Job-finding program on block

David Riley

State budget cuts will gut a program that helps hundreds of local people with severe mental illnesses learn job skills and get back into the work force, human service providers said Tuesday.

State officials plan to eliminate the $6.6 million Services for Employment and Education program, which serves about 2,000 people in Massachusetts, the agencies said.

That will slash job services for about 130 clients of the South Middlesex Opportunity Council, or SMOC, in MetroWest and Waltham, said Jeff Handler, the agency's director of behavioral health services.

"It's traumatic for everybody," he said.

Quincy-based Work Inc., one of the state's largest service providers for people with disabilities, will have to cut job programs for about 150 clients.

"It's a regressive public policy," President and CEO Jim Cassetta said. "This flies right in the face of the public policy statements that have been made by the administration."

Gov. Deval Patrick last week announced roughly $1 billion in budget cuts and spending controls to close a $1.4 billion budget deficit, according to the Associated Press. Service providers are dreading further cuts to Department of Mental Health programs.

Iris Carroll, director of Programs for People in Framingham, said Medicaid reimbursements for day treatment programs for mentally ill people also are at risk. That makes up about 70 percent of her agency's funding and would force it to close its doors to 108 clients, she said.

"We've already proved the value and absolute necessity of day treatment," Carroll said, recalling a similar cut under Gov. Mitt Romney that was ultimately reversed. "To have to prove it again seems outrageous."

Reducing Medicaid reimbursements for day treatment and other programs is under consideration, but still under review, said Jennifer Kritz, a spokeswoman for the Executive Office of Health and Human Services.

Cuts to the Services for Employment and Education program, however, are more final, she said. The state already sent notices to service providers that the program is being eliminated.

"We're working hard to minimize the impact on providers and our most vulnerable populations," Kritz said.

But service providers said the jobs program has been nationally recognized as a success in reintegrating mentally ill people into the workplace.

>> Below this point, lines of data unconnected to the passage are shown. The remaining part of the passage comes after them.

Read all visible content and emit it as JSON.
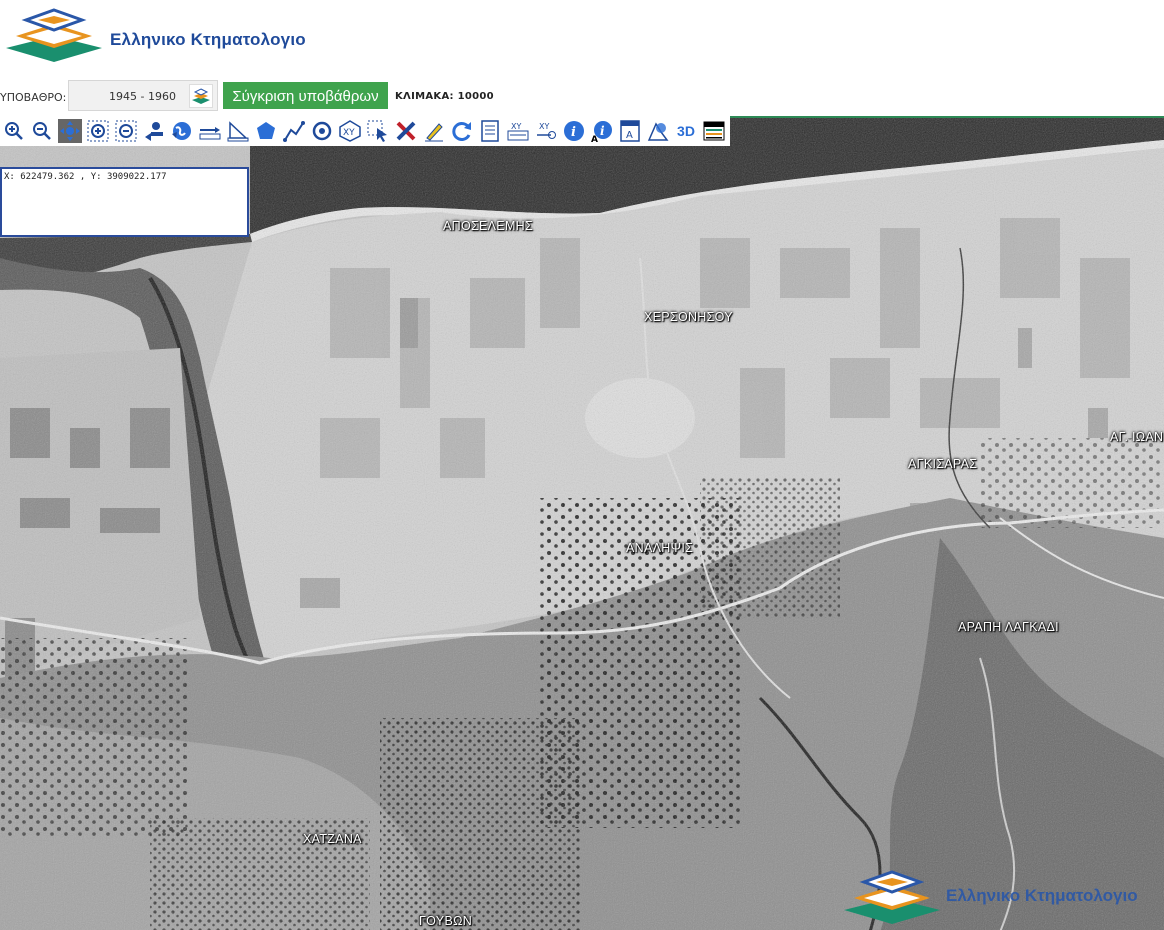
{
  "header": {
    "logo_text": "Ελληνικο Κτηματολογιο"
  },
  "controls": {
    "basemap_label": "ΥΠΟΒΑΘΡΟ:",
    "basemap_value": "1945 - 1960",
    "compare_button": "Σύγκριση υποβάθρων",
    "scale_label": "ΚΛΙΜΑΚΑ: 10000"
  },
  "toolbar": {
    "tools": [
      "zoom-in-icon",
      "zoom-out-icon",
      "pan-icon",
      "zoom-box-in-icon",
      "zoom-box-out-icon",
      "previous-extent-icon",
      "full-extent-icon",
      "measure-distance-icon",
      "measure-area-icon",
      "draw-polygon-icon",
      "draw-line-icon",
      "draw-point-icon",
      "xy-point-icon",
      "select-icon",
      "clear-icon",
      "edit-icon",
      "refresh-icon",
      "legend-icon",
      "xy-list-icon",
      "xy-goto-icon",
      "info-icon",
      "info-text-icon",
      "label-icon",
      "layers-icon",
      "3d-icon",
      "print-icon"
    ],
    "text_3d": "3D",
    "xy_label": "XY"
  },
  "coordinates": {
    "text": "X: 622479.362 , Y: 3909022.177"
  },
  "map": {
    "places": [
      "ΑΠΟΣΕΛΕΜΗΣ",
      "ΧΕΡΣΟΝΗΣΟΥ",
      "ΑΓ. ΙΩΑΝ",
      "ΑΓΚΙΣΑΡΑΣ",
      "ΑΝΑΛΗΨΙΣ",
      "ΑΡΑΠΗ ΛΑΓΚΑΔΙ",
      "ΧΑΤΖΑΝΑ",
      "ΓΟΥΒΩΝ"
    ]
  },
  "watermark": {
    "text": "Ελληνικο Κτηματολογιο"
  },
  "colors": {
    "accent_green": "#3fa34d",
    "brand_blue": "#1f4a9a",
    "logo_orange": "#e8941f",
    "logo_teal": "#1a8f6e"
  }
}
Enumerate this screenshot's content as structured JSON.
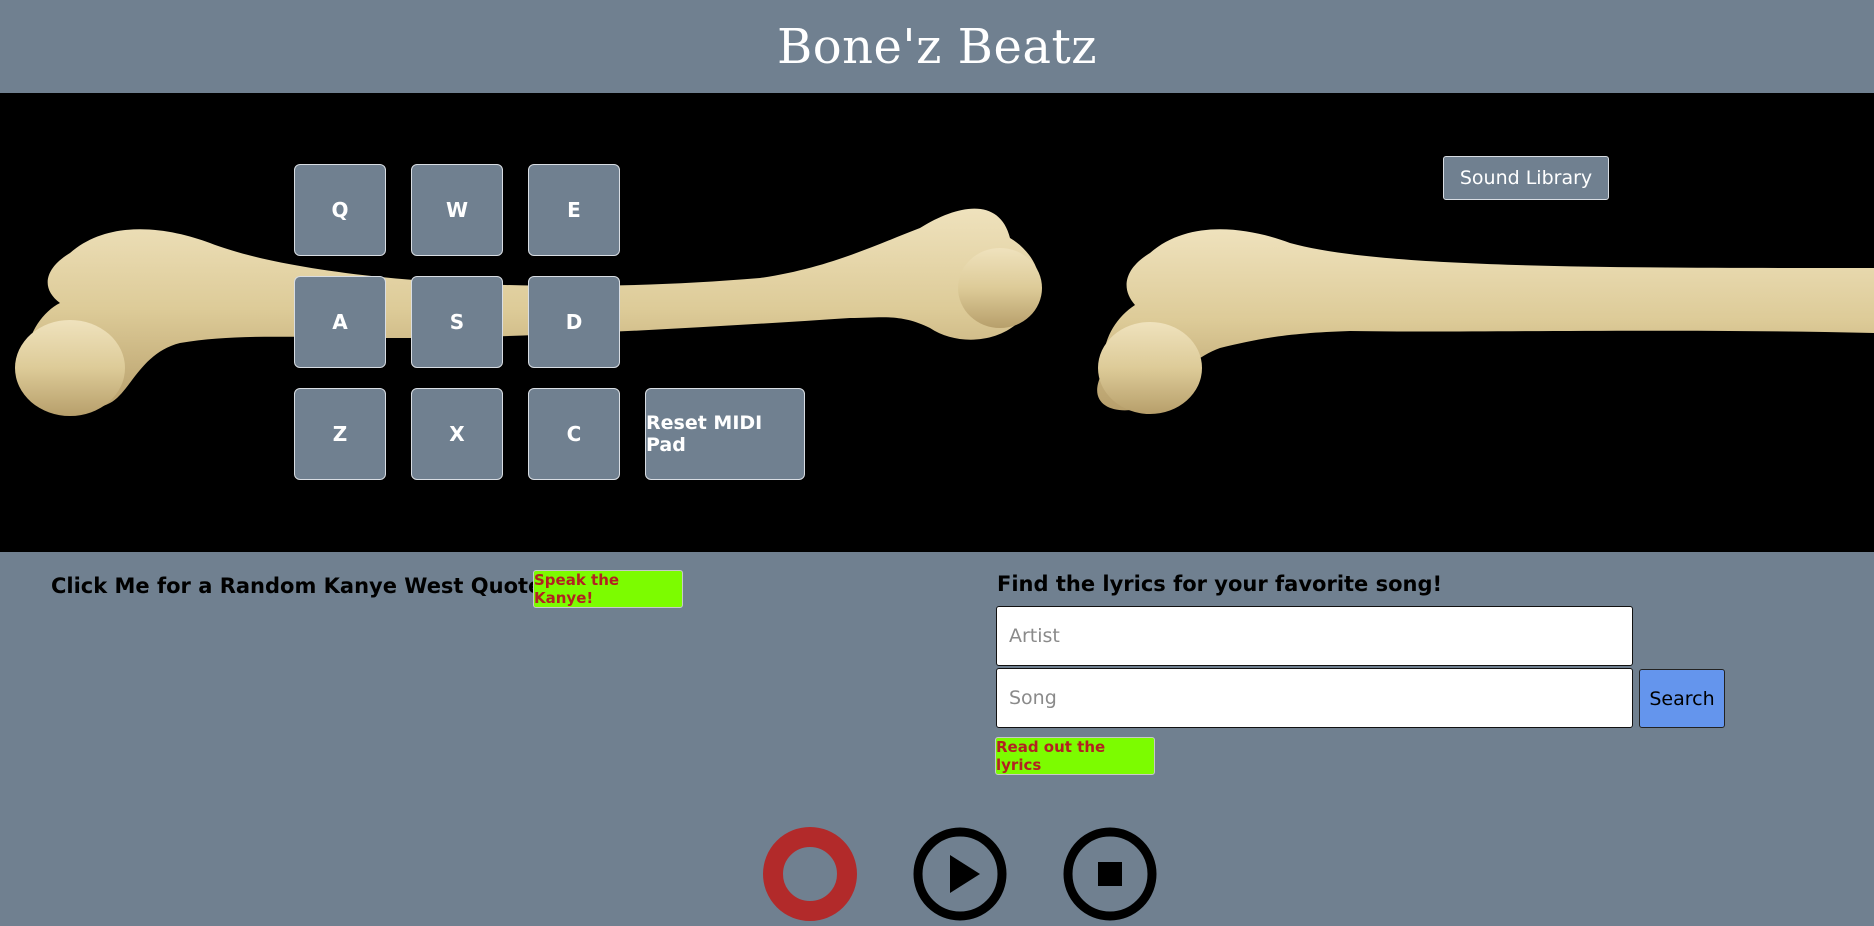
{
  "header": {
    "title": "Bone'z Beatz"
  },
  "midi_pad": {
    "keys": [
      "Q",
      "W",
      "E",
      "A",
      "S",
      "D",
      "Z",
      "X",
      "C"
    ],
    "reset_label": "Reset MIDI Pad"
  },
  "sound_library": {
    "label": "Sound Library"
  },
  "kanye": {
    "label": "Click Me for a Random Kanye West Quote!",
    "button_label": "Speak the Kanye!"
  },
  "lyrics": {
    "label": "Find the lyrics for your favorite song!",
    "artist_placeholder": "Artist",
    "artist_value": "",
    "song_placeholder": "Song",
    "song_value": "",
    "search_label": "Search",
    "read_label": "Read out the lyrics"
  },
  "controls": {
    "record_icon": "record-icon",
    "play_icon": "play-icon",
    "stop_icon": "stop-icon",
    "record_color": "#b22a2a",
    "play_stop_color": "#000000"
  },
  "colors": {
    "background": "#708090",
    "stage": "#000000",
    "accent_green": "#7cfc00",
    "accent_red_text": "#b22222",
    "search_blue": "#6495ed"
  }
}
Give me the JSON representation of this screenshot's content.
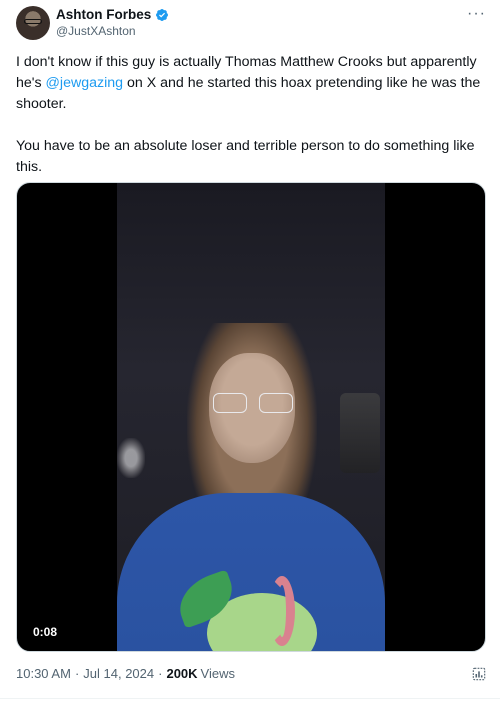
{
  "author": {
    "display_name": "Ashton Forbes",
    "handle": "@JustXAshton",
    "verified": true,
    "avatar_icon": "profile-photo"
  },
  "menu": {
    "more_label": "···"
  },
  "tweet": {
    "paragraph1_before": "I don't know if this guy is actually Thomas Matthew Crooks but apparently he's ",
    "mention": "@jewgazing",
    "paragraph1_after": " on X and he started this hoax pretending like he was the shooter.",
    "paragraph2": "You have to be an absolute loser and terrible person to do something like this."
  },
  "video": {
    "timecode": "0:08"
  },
  "meta": {
    "time": "10:30 AM",
    "date": "Jul 14, 2024",
    "views_count": "200K",
    "views_label": "Views"
  },
  "colors": {
    "accent": "#1d9bf0",
    "text": "#0f1419",
    "muted": "#536471"
  }
}
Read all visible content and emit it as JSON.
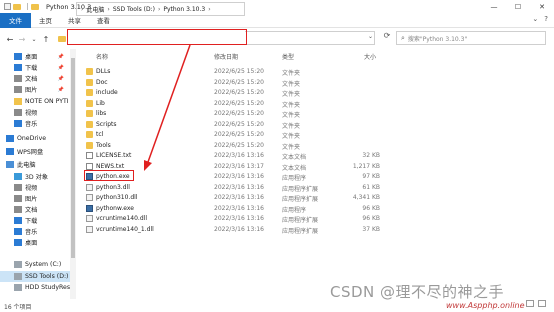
{
  "window": {
    "title": "Python 3.10.3",
    "controls": {
      "minimize": "—",
      "maximize": "☐",
      "close": "✕"
    }
  },
  "ribbon": {
    "tabs": [
      "文件",
      "主页",
      "共享",
      "查看"
    ],
    "expand": "⌄",
    "help": "?"
  },
  "nav": {
    "back": "←",
    "forward": "→",
    "recent": "⌄",
    "up": "↑",
    "breadcrumb": [
      "此电脑",
      "SSD Tools (D:)",
      "Python 3.10.3"
    ],
    "search_placeholder": "搜索\"Python 3.10.3\""
  },
  "sidebar": {
    "items": [
      {
        "label": "桌面",
        "icon": "desktop-icon",
        "pinned": true
      },
      {
        "label": "下载",
        "icon": "download-icon",
        "pinned": true
      },
      {
        "label": "文档",
        "icon": "document-icon",
        "pinned": true
      },
      {
        "label": "图片",
        "icon": "picture-icon",
        "pinned": true
      },
      {
        "label": "NOTE ON PYTI",
        "icon": "folder-icon"
      },
      {
        "label": "视频",
        "icon": "video-icon"
      },
      {
        "label": "音乐",
        "icon": "music-icon"
      },
      {
        "label": "OneDrive",
        "icon": "cloud-icon"
      },
      {
        "label": "WPS网盘",
        "icon": "cloud-icon"
      },
      {
        "label": "此电脑",
        "icon": "computer-icon"
      },
      {
        "label": "3D 对象",
        "icon": "cube-icon"
      },
      {
        "label": "视频",
        "icon": "video-icon"
      },
      {
        "label": "图片",
        "icon": "picture-icon"
      },
      {
        "label": "文档",
        "icon": "document-icon"
      },
      {
        "label": "下载",
        "icon": "download-icon"
      },
      {
        "label": "音乐",
        "icon": "music-icon"
      },
      {
        "label": "桌面",
        "icon": "desktop-icon"
      },
      {
        "label": "System (C:)",
        "icon": "drive-icon"
      },
      {
        "label": "SSD Tools (D:)",
        "icon": "drive-icon",
        "selected": true
      },
      {
        "label": "HDD StudyRes",
        "icon": "drive-icon"
      }
    ]
  },
  "columns": {
    "name": "名称",
    "date": "修改日期",
    "type": "类型",
    "size": "大小"
  },
  "files": [
    {
      "name": "DLLs",
      "date": "2022/6/25 15:20",
      "type": "文件夹",
      "size": "",
      "icon": "folder"
    },
    {
      "name": "Doc",
      "date": "2022/6/25 15:20",
      "type": "文件夹",
      "size": "",
      "icon": "folder"
    },
    {
      "name": "include",
      "date": "2022/6/25 15:20",
      "type": "文件夹",
      "size": "",
      "icon": "folder"
    },
    {
      "name": "Lib",
      "date": "2022/6/25 15:20",
      "type": "文件夹",
      "size": "",
      "icon": "folder"
    },
    {
      "name": "libs",
      "date": "2022/6/25 15:20",
      "type": "文件夹",
      "size": "",
      "icon": "folder"
    },
    {
      "name": "Scripts",
      "date": "2022/6/25 15:20",
      "type": "文件夹",
      "size": "",
      "icon": "folder"
    },
    {
      "name": "tcl",
      "date": "2022/6/25 15:20",
      "type": "文件夹",
      "size": "",
      "icon": "folder"
    },
    {
      "name": "Tools",
      "date": "2022/6/25 15:20",
      "type": "文件夹",
      "size": "",
      "icon": "folder"
    },
    {
      "name": "LICENSE.txt",
      "date": "2022/3/16 13:16",
      "type": "文本文档",
      "size": "32 KB",
      "icon": "doc"
    },
    {
      "name": "NEWS.txt",
      "date": "2022/3/16 13:17",
      "type": "文本文档",
      "size": "1,217 KB",
      "icon": "doc"
    },
    {
      "name": "python.exe",
      "date": "2022/3/16 13:16",
      "type": "应用程序",
      "size": "97 KB",
      "icon": "exe"
    },
    {
      "name": "python3.dll",
      "date": "2022/3/16 13:16",
      "type": "应用程序扩展",
      "size": "61 KB",
      "icon": "dll"
    },
    {
      "name": "python310.dll",
      "date": "2022/3/16 13:16",
      "type": "应用程序扩展",
      "size": "4,341 KB",
      "icon": "dll"
    },
    {
      "name": "pythonw.exe",
      "date": "2022/3/16 13:16",
      "type": "应用程序",
      "size": "96 KB",
      "icon": "exe"
    },
    {
      "name": "vcruntime140.dll",
      "date": "2022/3/16 13:16",
      "type": "应用程序扩展",
      "size": "96 KB",
      "icon": "dll"
    },
    {
      "name": "vcruntime140_1.dll",
      "date": "2022/3/16 13:16",
      "type": "应用程序扩展",
      "size": "37 KB",
      "icon": "dll"
    }
  ],
  "status": "16 个项目",
  "watermark": "CSDN @理不尽的神之手",
  "watermark_site": "www.Aspphp.online",
  "colors": {
    "accent": "#1a6fc4",
    "highlight": "#e02020",
    "selected": "#cce4f7"
  }
}
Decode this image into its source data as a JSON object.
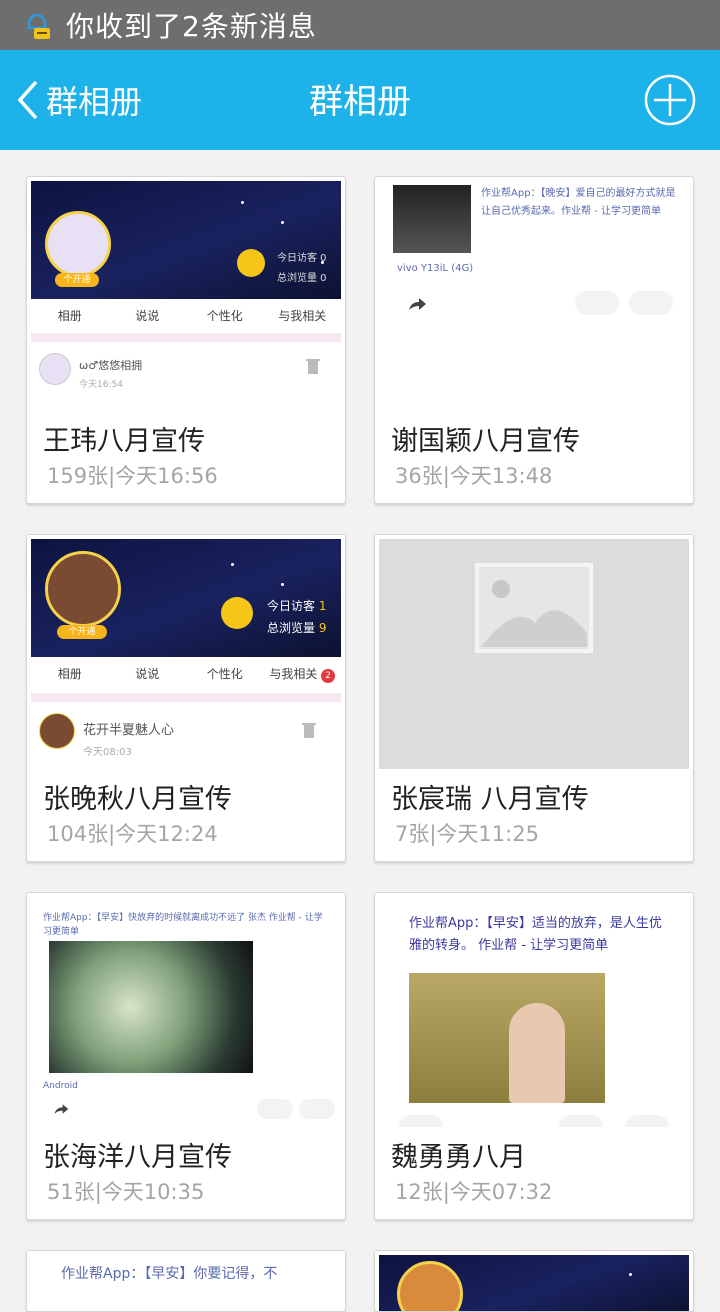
{
  "status_bar": {
    "notification": "你收到了2条新消息"
  },
  "header": {
    "back_label": "群相册",
    "title": "群相册"
  },
  "albums": [
    {
      "name": "王玮八月宣传",
      "meta": "159张|今天16:56"
    },
    {
      "name": "谢国颖八月宣传",
      "meta": "36张|今天13:48"
    },
    {
      "name": "张晚秋八月宣传",
      "meta": "104张|今天12:24"
    },
    {
      "name": "张宸瑞 八月宣传",
      "meta": "7张|今天11:25"
    },
    {
      "name": "张海洋八月宣传",
      "meta": "51张|今天10:35"
    },
    {
      "name": "魏勇勇八月",
      "meta": "12张|今天07:32"
    }
  ],
  "thumbs": {
    "t1": {
      "visit_today": "今日访客 0",
      "visit_total": "总浏览量 0",
      "tabs": [
        "相册",
        "说说",
        "个性化",
        "与我相关"
      ],
      "user": "ω♂悠悠相拥",
      "time": "今天16:54",
      "badge": "个开通"
    },
    "t2": {
      "post": "作业帮App：【晚安】爱自己的最好方式就是让自己优秀起来。作业帮 - 让学习更简单",
      "device": "vivo Y13iL (4G)"
    },
    "t3": {
      "visit_today": "今日访客",
      "visit_today_n": "1",
      "visit_total": "总浏览量",
      "visit_total_n": "9",
      "tabs": [
        "相册",
        "说说",
        "个性化",
        "与我相关"
      ],
      "badge_count": "2",
      "user": "花开半夏魅人心",
      "time": "今天08:03",
      "open": "个开通"
    },
    "t5": {
      "post": "作业帮App：【早安】快放弃的时候就离成功不远了 张杰 作业帮 - 让学习更简单",
      "device": "Android"
    },
    "t6": {
      "post": "作业帮App：【早安】适当的放弃，是人生优雅的转身。 作业帮 - 让学习更简单"
    },
    "t7": {
      "post": "作业帮App：【早安】你要记得，不"
    }
  }
}
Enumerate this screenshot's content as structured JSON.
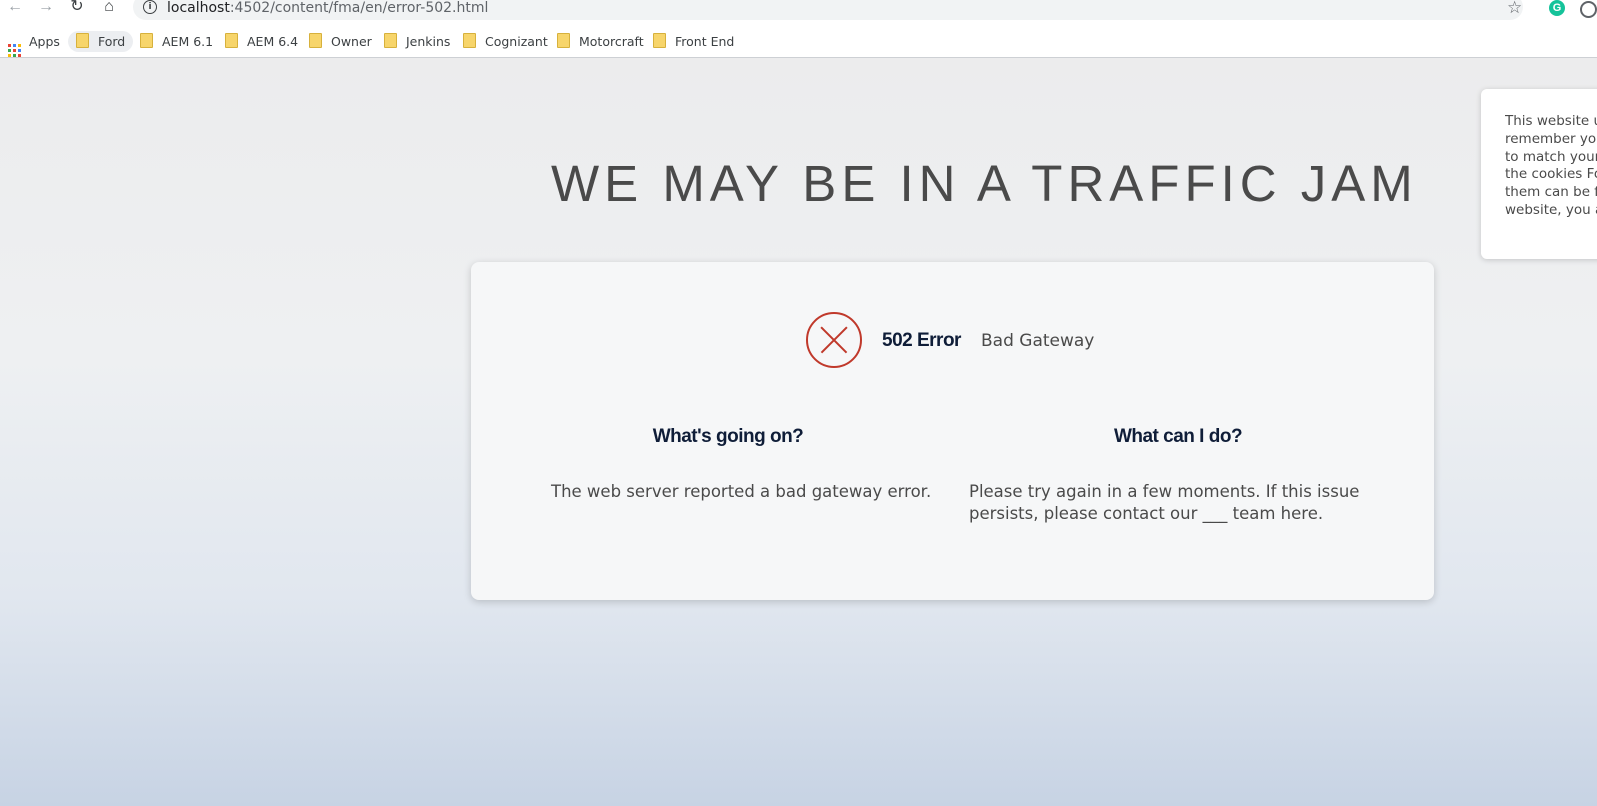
{
  "browser": {
    "url_host": "localhost",
    "url_rest": ":4502/content/fma/en/error-502.html",
    "bookmarks": [
      {
        "label": "Apps",
        "icon": "apps-grid-icon"
      },
      {
        "label": "Ford",
        "icon": "folder-icon"
      },
      {
        "label": "AEM 6.1",
        "icon": "folder-icon"
      },
      {
        "label": "AEM 6.4",
        "icon": "folder-icon"
      },
      {
        "label": "Owner",
        "icon": "folder-icon"
      },
      {
        "label": "Jenkins",
        "icon": "folder-icon"
      },
      {
        "label": "Cognizant",
        "icon": "folder-icon"
      },
      {
        "label": "Motorcraft",
        "icon": "folder-icon"
      },
      {
        "label": "Front End",
        "icon": "folder-icon"
      }
    ],
    "extension_letter": "G"
  },
  "page": {
    "headline": "WE MAY BE IN A TRAFFIC JAM",
    "error": {
      "code": "502 Error",
      "description": "Bad Gateway",
      "icon": "error-x-circle-icon",
      "color": "#c0392b"
    },
    "left_column": {
      "heading": "What's going on?",
      "text": "The web server reported a bad gateway error."
    },
    "right_column": {
      "heading": "What can I do?",
      "line1": "Please try again in a few moments. If this issue",
      "line2": "persists, please contact our ___ team here."
    },
    "cookie_banner": {
      "lines": "This website us\nremember your\nto match your p\nthe cookies For\nthem can be fo\nwebsite, you ag"
    }
  }
}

At SMOC, Handler said his agency's program helps people who generally have been in the Department of Mental Health system for some time, who may not have worked in years, to find and keep regular, competitive jobs.

"It's their job to get, keep and retain," he said. "It's their job to lose."

Staff help clients get education, acclimate to the work setting and provide other help to transition to employment, Handler said. Employment generally helps people who have struggled with mental illness to restore some normalcy to their lives and work independently in all types of positions, he said.

"People work two hours a week, they work 40 hours a week," Handler said. "People we never thought would work are able to find work and stick with it."

Cassetta said the program's elimination cuts one of the most vital tools to treating chronic mental illness - vocational training.

Many people with serious mental illnesses receive public assistance, but "once they get into a full-time job, dollar for dollar, those entitlements get reduced down to zero," he said.

"You're eliminating the only evidence-based practice ... ensuring those 2,000 people will either remain or go back on public assistance, which is going to cost the Commonwealth of Massachusetts," Cassetta said.

While Patrick vowed to protect the most vulnerable, Cassetta this cut fails to do so. He and other CEOs that handle Services for Employment and Education programs are pushing for its reversal. SMOC Director Jim Cuddy said the cut will make it harder for mentally ill people to adjust in their communities.

"It will stress out the system," Cuddy said.

Michael Weekes, president and CEO of the Massachusetts Council of Human Service Providers, said his group recognizes the human service sector has to share sacrifices to close the state's budget gap. But on their face, the cuts seem to disproportionately affect mental health programs, he said.

"When we've talked to some of our members who are working with clients and consumers, and they explain to us the human impact of those cuts, we realize they are fairly drastic cuts," Weekes said. "They're cuts to people who we don't know what their alternatives are going to be."

David Riley can be reached at 508-626-3919 or

The MetroWest Daily News